## Description of the task
Take each line of the entries below that contains "rectangle" and copy it.

[Page and application data records]
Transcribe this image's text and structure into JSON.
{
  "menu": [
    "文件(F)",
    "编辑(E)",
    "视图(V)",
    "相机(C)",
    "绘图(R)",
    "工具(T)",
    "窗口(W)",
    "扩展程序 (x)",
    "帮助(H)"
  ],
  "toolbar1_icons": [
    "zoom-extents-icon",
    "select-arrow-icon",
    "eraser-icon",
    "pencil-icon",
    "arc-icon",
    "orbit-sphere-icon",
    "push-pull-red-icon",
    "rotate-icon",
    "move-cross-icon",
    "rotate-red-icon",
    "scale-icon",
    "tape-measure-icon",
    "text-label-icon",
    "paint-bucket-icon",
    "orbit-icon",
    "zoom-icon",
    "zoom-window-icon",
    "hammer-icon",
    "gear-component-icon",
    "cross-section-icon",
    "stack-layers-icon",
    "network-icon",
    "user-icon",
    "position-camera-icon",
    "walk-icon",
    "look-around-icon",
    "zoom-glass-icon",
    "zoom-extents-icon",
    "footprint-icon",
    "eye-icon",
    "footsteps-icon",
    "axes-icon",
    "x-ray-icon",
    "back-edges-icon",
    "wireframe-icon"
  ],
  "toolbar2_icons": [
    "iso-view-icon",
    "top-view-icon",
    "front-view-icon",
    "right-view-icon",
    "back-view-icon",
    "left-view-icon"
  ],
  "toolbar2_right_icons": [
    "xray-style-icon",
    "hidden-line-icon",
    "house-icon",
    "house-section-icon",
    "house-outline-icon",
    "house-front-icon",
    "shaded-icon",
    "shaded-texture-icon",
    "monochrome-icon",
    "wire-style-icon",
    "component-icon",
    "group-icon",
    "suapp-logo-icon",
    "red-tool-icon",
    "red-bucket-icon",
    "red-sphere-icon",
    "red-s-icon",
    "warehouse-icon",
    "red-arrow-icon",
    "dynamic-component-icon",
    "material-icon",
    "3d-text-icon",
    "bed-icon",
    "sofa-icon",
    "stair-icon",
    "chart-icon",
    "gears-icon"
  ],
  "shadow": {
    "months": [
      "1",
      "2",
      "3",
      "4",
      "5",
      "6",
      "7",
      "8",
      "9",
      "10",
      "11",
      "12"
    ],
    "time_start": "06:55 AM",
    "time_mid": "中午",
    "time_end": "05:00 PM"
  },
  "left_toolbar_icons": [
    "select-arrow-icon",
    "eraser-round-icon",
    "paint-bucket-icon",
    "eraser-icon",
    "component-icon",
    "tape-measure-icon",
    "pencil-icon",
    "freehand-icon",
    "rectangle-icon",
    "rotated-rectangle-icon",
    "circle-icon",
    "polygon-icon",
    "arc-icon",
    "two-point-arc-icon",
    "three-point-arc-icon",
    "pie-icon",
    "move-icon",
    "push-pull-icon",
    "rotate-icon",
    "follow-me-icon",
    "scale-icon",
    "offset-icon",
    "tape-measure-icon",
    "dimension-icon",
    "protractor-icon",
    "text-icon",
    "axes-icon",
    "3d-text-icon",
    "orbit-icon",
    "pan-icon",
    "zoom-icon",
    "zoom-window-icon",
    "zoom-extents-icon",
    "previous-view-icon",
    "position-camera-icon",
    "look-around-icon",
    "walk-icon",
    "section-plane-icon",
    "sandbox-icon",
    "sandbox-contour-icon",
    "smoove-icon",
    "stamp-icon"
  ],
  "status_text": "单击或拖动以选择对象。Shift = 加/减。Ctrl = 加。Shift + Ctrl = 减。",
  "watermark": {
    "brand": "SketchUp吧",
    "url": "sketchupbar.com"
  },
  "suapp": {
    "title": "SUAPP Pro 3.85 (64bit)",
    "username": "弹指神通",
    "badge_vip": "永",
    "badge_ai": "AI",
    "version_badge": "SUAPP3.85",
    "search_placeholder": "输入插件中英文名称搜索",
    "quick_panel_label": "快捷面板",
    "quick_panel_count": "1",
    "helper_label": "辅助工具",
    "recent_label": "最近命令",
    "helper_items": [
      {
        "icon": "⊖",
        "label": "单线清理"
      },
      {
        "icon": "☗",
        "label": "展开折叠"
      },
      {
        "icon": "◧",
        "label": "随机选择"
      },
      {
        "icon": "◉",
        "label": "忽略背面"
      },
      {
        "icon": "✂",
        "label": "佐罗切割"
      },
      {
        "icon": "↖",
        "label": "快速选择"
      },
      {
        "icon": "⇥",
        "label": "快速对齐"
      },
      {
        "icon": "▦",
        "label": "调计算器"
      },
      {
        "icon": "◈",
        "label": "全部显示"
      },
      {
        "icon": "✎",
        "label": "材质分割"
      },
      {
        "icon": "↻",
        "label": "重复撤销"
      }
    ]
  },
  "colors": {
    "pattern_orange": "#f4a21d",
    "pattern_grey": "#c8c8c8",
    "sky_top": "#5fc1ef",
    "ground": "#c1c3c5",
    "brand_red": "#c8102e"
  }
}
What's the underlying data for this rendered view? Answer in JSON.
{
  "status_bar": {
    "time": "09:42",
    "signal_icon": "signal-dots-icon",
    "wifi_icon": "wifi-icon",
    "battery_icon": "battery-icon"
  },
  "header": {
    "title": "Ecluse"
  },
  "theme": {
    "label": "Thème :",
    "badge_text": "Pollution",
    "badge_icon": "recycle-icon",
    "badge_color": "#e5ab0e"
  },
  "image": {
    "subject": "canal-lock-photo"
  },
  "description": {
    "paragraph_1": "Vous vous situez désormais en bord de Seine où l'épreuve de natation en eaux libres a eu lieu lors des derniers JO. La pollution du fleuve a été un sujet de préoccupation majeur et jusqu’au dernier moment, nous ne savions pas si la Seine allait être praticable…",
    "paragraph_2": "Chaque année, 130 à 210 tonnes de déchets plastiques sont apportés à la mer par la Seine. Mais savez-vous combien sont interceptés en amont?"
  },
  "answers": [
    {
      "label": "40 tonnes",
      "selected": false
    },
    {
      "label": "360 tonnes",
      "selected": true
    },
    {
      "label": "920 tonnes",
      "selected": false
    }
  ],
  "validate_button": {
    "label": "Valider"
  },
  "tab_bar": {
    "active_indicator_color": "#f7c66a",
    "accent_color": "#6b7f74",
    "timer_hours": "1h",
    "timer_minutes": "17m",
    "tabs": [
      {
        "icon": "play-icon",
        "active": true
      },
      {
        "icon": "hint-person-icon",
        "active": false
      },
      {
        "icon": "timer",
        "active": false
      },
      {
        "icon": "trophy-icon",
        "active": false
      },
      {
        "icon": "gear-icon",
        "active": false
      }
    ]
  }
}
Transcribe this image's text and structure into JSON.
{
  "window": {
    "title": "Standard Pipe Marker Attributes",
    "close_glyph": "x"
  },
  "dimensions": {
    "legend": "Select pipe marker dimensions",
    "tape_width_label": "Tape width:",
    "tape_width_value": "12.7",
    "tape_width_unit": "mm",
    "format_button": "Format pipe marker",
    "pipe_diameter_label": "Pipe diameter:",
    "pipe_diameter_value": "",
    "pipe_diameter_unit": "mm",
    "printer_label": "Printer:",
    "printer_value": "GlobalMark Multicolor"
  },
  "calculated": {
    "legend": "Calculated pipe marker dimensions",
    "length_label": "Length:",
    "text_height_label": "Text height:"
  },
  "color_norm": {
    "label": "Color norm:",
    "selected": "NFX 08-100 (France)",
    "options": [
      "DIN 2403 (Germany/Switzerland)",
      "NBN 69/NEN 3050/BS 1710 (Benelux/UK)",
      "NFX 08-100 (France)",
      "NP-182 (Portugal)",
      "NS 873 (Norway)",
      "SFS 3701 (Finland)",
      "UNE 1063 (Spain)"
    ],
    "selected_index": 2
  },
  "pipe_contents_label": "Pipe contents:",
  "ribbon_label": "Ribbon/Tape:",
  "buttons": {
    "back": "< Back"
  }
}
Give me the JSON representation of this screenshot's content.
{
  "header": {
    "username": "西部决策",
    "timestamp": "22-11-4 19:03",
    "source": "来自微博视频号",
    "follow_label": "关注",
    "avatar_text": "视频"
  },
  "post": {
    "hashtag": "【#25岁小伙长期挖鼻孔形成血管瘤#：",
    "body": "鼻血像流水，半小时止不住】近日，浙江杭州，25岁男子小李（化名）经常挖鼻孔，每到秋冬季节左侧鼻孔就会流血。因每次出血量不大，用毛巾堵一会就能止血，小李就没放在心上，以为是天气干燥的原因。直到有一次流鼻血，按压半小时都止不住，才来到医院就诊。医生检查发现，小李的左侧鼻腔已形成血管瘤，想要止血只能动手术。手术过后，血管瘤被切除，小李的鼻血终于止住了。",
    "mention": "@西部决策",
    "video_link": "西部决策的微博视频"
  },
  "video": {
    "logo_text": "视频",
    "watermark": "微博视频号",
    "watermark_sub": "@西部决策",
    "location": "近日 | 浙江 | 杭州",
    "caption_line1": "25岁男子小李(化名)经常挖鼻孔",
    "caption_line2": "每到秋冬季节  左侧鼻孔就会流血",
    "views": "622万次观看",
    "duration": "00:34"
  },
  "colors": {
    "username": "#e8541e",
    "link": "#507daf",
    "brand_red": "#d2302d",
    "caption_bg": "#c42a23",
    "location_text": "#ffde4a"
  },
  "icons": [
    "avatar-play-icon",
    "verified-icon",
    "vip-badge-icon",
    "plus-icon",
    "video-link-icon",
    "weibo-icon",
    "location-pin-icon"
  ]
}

## Solution to the problem
    "rectangle-icon",
    "rotated-rectangle-icon",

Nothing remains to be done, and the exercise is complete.